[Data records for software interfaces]
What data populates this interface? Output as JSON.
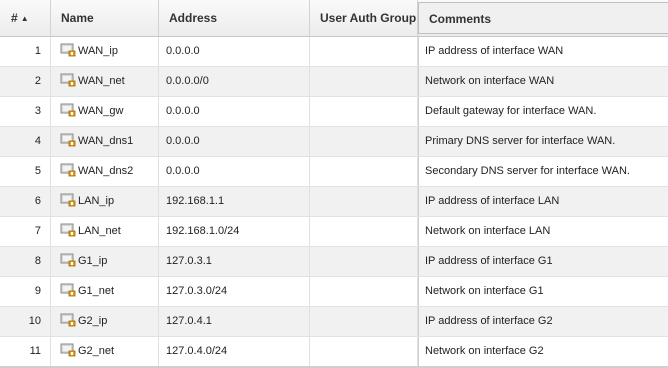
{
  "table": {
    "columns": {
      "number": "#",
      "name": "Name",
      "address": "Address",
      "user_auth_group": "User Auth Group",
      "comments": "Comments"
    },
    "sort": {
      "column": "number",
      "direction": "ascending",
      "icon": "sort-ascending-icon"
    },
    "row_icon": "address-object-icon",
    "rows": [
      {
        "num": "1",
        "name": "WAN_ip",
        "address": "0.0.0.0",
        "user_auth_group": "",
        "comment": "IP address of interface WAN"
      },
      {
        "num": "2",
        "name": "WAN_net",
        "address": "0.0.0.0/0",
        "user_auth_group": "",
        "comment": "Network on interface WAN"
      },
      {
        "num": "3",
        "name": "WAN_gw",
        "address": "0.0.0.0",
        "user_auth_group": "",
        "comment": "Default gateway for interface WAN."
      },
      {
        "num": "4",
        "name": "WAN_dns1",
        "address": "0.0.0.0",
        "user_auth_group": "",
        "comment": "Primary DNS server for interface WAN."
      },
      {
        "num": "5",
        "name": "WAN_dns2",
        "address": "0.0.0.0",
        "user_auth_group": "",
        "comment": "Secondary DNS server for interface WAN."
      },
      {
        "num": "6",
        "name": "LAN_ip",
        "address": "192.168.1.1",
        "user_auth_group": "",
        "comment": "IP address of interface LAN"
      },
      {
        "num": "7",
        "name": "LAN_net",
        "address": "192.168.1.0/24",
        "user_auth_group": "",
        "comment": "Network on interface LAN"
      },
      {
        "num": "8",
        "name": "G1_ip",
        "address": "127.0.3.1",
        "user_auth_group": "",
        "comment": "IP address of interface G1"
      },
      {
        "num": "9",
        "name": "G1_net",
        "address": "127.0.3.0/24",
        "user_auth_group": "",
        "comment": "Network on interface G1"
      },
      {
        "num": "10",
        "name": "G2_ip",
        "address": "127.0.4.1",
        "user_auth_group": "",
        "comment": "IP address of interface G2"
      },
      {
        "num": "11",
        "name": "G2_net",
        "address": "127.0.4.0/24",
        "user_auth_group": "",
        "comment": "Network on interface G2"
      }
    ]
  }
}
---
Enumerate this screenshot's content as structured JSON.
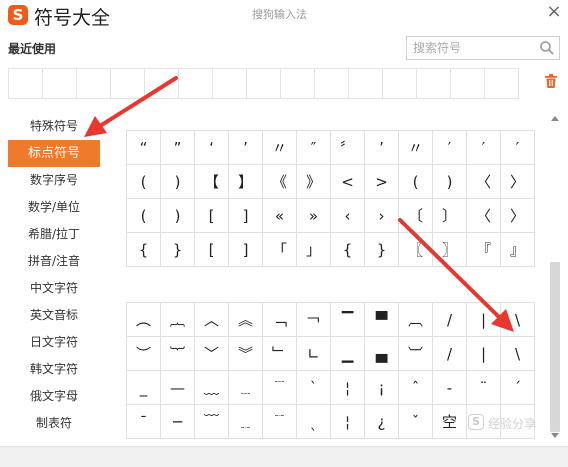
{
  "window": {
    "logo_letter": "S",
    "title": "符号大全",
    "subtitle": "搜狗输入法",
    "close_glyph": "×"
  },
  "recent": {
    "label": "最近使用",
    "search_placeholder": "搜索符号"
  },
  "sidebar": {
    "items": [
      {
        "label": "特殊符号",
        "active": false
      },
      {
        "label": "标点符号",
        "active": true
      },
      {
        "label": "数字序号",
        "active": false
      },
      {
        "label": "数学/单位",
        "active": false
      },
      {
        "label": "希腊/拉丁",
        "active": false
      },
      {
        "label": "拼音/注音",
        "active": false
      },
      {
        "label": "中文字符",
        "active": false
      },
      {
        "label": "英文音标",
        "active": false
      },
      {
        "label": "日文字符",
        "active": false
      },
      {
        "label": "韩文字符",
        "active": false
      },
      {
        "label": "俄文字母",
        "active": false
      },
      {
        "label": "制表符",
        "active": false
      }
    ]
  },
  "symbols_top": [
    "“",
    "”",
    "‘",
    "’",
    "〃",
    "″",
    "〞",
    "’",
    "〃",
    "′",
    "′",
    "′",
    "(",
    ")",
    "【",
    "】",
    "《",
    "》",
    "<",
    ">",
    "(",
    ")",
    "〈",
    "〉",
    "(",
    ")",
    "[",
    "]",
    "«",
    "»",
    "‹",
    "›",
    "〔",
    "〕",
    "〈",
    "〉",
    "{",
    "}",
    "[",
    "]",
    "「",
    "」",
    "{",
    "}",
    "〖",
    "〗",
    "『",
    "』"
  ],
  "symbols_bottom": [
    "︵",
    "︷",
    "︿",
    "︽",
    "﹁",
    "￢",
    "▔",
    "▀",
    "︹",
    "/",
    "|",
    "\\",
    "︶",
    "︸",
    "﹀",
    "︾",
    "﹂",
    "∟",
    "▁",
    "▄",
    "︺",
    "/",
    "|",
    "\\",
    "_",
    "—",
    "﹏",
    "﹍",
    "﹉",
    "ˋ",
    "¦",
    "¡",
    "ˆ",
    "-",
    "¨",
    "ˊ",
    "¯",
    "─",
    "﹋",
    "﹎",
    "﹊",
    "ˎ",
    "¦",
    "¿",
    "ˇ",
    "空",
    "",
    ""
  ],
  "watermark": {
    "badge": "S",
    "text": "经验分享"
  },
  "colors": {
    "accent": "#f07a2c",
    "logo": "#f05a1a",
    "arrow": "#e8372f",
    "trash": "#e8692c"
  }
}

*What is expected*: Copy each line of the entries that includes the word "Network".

*Written response*:
        "comment": "Network on interface WAN"
        "comment": "Network on interface LAN"
        "comment": "Network on interface G1"
        "comment": "Network on interface G2"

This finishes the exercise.